◆ **DATASET**
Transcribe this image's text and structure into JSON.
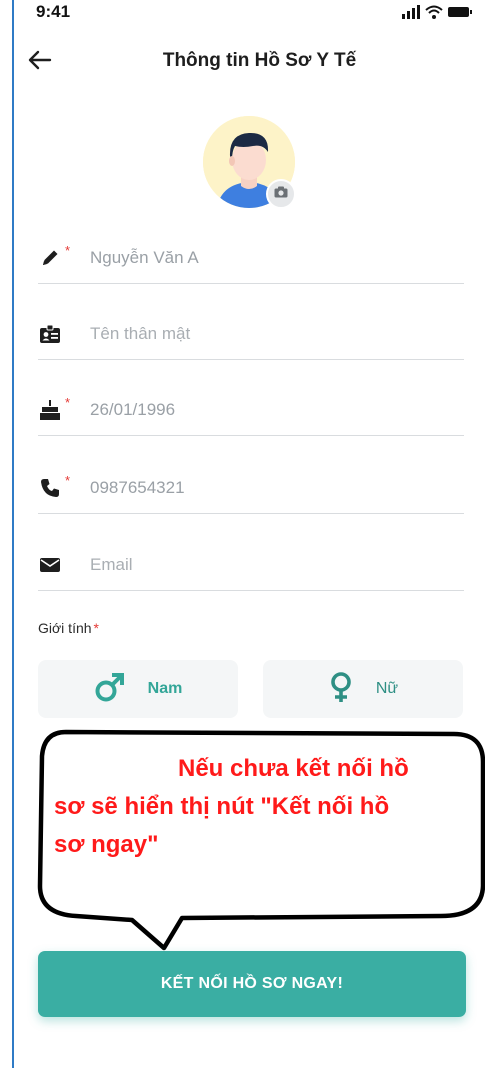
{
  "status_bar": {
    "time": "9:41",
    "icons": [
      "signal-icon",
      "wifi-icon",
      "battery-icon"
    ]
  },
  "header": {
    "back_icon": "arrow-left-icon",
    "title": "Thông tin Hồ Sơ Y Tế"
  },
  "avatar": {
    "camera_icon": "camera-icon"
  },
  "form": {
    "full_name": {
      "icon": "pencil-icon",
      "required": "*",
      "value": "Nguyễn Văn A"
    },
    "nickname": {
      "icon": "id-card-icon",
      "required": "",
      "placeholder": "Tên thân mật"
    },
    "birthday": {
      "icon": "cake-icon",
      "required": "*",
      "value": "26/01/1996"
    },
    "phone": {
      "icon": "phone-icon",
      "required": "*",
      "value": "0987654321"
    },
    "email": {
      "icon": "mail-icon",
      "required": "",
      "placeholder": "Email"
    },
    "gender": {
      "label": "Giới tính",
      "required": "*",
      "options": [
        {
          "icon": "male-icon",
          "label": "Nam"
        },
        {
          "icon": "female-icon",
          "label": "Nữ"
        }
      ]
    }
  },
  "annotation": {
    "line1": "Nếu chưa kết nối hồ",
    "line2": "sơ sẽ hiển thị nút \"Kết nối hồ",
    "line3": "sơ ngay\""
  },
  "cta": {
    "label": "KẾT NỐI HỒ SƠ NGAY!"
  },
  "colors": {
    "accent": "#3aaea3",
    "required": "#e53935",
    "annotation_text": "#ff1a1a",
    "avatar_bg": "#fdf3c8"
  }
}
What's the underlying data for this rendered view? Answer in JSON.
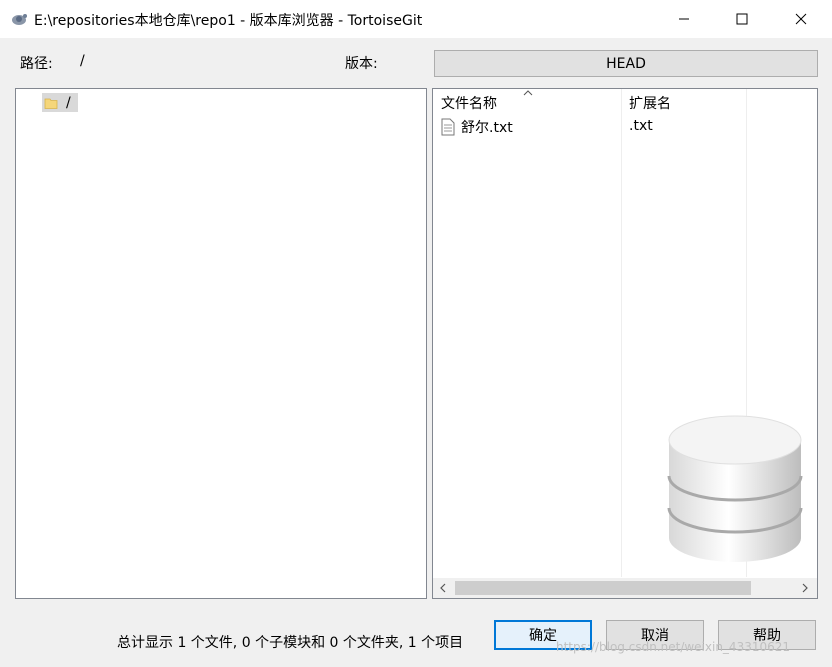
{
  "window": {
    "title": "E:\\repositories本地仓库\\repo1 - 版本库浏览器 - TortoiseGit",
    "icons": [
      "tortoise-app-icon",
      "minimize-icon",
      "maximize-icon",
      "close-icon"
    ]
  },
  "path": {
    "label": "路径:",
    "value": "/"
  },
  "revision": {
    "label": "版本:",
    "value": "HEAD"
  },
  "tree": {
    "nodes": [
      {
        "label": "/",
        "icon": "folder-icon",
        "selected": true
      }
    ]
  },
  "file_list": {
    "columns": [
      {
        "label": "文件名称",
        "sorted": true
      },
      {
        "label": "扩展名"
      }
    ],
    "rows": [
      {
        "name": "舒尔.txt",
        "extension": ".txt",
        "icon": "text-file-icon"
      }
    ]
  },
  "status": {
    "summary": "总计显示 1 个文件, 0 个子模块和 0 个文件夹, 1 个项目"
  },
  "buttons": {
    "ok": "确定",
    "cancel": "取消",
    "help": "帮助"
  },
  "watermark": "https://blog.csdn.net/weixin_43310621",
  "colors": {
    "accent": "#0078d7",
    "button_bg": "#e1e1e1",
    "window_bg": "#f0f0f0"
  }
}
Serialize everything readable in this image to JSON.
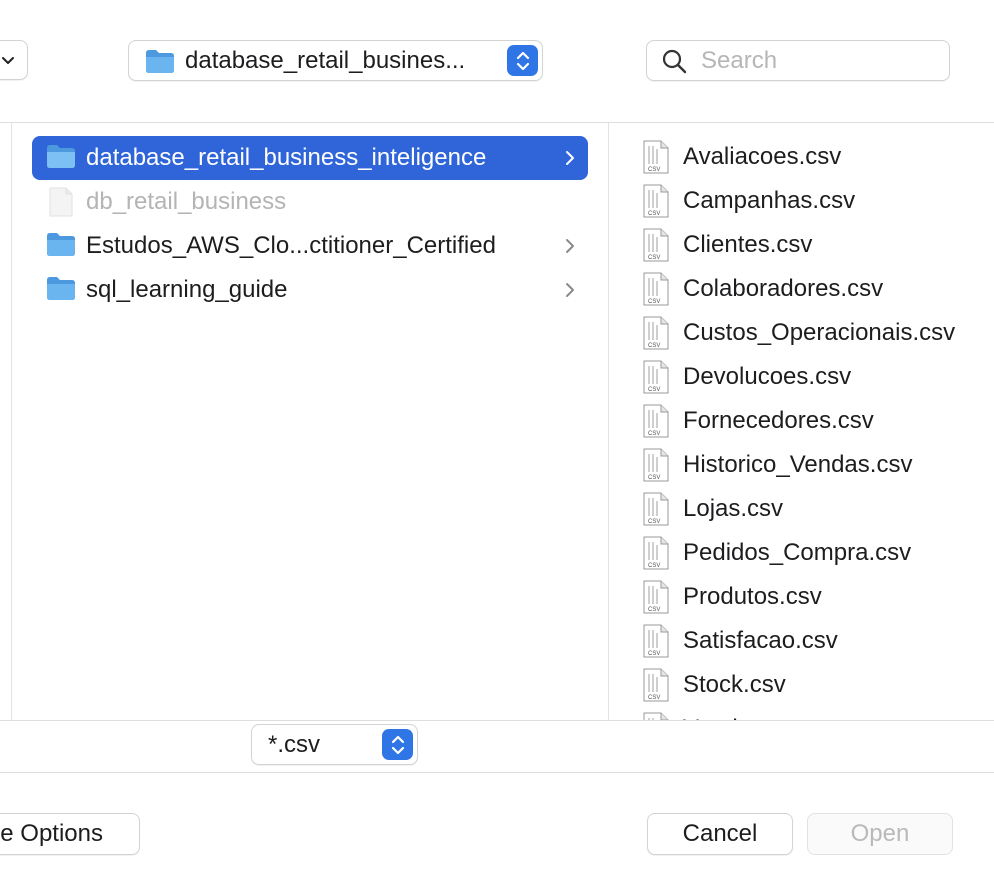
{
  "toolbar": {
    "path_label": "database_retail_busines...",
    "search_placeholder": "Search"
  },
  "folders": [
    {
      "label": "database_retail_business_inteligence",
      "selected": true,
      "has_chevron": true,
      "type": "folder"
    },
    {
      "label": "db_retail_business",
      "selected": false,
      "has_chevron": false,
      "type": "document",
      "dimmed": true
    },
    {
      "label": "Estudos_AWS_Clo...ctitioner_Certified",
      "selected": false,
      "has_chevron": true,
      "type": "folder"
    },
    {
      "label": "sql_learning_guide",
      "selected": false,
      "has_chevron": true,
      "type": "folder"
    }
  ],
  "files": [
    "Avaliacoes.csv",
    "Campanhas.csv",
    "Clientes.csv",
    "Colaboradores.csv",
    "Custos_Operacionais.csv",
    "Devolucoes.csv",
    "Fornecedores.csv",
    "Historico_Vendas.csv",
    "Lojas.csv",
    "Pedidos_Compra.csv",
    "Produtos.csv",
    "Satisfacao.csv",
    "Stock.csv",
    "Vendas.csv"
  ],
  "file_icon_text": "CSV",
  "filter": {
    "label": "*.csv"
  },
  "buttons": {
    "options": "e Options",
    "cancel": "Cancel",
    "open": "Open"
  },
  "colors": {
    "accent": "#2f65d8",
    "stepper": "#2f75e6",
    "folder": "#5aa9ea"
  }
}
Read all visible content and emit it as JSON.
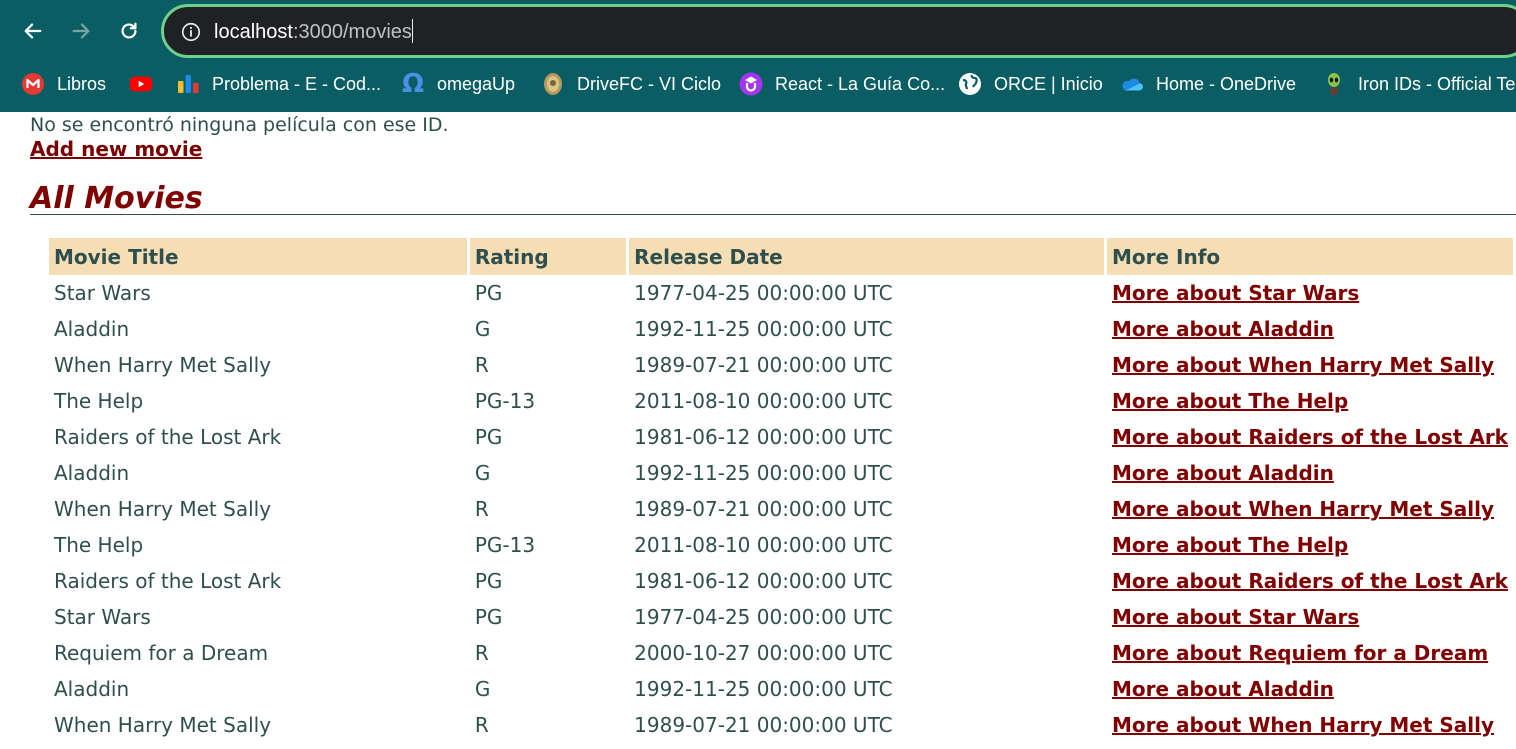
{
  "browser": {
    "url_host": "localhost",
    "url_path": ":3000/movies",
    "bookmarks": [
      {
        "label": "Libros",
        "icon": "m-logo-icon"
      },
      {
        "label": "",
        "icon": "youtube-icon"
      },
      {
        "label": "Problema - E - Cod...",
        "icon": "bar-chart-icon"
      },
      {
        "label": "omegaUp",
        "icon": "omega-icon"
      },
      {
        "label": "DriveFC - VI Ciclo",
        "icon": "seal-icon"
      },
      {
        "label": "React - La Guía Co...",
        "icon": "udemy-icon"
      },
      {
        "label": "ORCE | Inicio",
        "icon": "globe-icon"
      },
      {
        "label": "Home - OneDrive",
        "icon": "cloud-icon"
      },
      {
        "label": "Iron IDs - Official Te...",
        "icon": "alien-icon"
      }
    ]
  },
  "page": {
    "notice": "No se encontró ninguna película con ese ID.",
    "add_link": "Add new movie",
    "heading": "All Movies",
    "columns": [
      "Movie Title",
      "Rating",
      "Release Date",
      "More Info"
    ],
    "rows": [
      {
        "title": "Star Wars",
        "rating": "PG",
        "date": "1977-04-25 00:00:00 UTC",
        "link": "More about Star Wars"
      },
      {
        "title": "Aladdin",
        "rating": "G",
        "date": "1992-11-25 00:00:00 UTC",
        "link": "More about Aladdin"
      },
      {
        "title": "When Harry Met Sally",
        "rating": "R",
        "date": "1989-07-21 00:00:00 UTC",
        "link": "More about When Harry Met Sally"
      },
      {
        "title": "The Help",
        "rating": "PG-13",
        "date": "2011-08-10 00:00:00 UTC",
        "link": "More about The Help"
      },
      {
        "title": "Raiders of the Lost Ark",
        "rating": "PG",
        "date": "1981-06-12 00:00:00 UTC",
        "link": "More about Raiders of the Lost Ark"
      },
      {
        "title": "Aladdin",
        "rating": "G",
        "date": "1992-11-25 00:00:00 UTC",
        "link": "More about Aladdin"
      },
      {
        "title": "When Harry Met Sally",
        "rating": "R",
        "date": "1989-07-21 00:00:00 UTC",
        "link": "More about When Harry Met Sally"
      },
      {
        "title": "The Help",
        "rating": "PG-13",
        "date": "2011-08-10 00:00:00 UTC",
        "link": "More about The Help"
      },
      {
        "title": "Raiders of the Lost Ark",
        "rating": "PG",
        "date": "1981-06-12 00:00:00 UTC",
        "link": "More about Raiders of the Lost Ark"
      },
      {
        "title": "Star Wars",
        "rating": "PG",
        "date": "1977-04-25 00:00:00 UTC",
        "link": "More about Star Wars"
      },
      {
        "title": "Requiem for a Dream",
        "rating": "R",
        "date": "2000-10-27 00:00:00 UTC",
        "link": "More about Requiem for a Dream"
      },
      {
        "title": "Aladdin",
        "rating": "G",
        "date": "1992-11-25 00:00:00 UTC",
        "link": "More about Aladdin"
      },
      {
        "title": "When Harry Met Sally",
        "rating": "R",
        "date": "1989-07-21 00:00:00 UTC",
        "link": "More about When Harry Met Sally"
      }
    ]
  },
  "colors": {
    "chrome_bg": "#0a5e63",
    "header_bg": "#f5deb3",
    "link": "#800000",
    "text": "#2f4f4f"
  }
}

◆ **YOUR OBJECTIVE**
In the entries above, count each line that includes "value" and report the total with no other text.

◆ **SOLUTION FOR THIS TASK**
5